Your goal: The answer must consist of every line from the data that holds the string "filters".

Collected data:
_ _ _ _

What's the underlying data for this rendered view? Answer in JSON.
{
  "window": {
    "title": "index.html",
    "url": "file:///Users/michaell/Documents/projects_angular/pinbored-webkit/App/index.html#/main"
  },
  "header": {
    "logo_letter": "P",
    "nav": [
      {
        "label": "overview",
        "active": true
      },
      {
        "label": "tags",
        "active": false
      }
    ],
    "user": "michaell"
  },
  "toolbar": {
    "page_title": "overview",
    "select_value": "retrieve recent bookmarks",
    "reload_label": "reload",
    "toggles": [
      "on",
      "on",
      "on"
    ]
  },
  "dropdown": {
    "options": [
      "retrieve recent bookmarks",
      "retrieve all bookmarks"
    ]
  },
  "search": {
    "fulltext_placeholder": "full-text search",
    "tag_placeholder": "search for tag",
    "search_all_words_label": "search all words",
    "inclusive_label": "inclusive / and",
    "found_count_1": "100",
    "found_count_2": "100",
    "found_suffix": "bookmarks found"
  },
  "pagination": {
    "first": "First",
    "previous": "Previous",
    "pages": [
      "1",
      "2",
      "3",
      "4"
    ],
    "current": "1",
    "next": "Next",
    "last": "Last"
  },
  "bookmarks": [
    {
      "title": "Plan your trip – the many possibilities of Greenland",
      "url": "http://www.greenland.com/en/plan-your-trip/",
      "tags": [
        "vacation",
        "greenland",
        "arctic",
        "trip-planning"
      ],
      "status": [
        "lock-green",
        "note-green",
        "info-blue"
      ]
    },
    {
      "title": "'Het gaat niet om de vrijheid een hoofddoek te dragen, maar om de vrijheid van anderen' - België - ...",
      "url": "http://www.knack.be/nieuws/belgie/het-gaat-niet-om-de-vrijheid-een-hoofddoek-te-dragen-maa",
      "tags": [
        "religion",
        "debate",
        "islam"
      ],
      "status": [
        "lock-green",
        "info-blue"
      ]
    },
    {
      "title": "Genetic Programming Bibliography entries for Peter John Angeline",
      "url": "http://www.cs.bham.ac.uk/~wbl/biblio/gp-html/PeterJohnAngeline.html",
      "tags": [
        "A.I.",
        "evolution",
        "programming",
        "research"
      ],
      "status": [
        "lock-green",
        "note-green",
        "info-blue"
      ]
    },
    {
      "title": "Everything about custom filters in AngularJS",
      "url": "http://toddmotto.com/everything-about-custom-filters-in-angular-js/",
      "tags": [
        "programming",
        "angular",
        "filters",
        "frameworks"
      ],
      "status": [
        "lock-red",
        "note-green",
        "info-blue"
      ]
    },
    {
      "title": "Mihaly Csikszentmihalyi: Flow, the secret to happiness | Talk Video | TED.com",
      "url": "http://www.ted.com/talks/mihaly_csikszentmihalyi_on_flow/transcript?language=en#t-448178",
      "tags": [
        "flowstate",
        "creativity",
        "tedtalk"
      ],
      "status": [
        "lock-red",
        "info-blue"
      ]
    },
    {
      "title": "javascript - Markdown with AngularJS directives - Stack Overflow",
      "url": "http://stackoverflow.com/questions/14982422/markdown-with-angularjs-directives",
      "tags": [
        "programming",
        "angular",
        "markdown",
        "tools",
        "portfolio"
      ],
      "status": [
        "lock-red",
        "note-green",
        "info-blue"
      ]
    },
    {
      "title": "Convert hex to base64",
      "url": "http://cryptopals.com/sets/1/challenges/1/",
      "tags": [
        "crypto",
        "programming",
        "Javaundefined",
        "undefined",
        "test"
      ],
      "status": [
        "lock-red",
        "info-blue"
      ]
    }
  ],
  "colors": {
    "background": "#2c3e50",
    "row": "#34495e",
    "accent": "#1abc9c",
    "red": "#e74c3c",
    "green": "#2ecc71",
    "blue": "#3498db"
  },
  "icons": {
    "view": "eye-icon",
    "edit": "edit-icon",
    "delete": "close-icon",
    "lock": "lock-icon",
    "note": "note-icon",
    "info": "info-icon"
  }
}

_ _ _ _

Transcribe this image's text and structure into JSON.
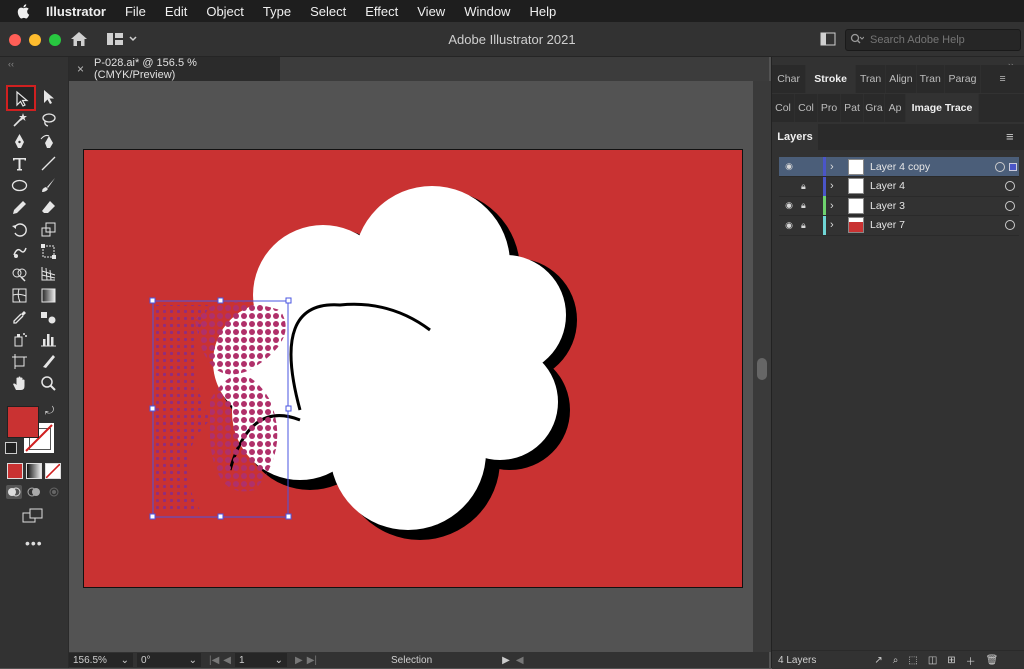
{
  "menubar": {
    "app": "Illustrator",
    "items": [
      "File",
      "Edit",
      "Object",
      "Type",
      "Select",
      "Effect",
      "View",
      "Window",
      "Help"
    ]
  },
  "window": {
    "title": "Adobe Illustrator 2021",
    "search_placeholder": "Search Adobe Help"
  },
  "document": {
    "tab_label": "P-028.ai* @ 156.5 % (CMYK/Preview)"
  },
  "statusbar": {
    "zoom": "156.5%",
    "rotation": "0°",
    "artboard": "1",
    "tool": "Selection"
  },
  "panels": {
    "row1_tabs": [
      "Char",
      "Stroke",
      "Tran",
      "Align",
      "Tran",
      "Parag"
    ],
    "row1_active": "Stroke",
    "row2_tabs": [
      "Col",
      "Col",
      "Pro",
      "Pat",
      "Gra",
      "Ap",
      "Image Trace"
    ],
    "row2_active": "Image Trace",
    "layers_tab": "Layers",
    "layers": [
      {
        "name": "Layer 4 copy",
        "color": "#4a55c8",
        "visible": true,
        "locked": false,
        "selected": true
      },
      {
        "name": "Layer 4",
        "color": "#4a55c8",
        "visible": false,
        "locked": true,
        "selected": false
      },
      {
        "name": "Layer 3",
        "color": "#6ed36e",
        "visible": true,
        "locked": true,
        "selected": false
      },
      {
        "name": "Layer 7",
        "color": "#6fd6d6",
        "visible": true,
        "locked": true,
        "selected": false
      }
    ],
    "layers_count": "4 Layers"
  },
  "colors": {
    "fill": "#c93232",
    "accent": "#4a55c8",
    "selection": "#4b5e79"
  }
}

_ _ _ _

Reply to the task:
      "title": "Everything about custom filters in AngularJS",
      "url": "http://toddmotto.com/everything-about-custom-filters-in-angular-js/",
        "filters",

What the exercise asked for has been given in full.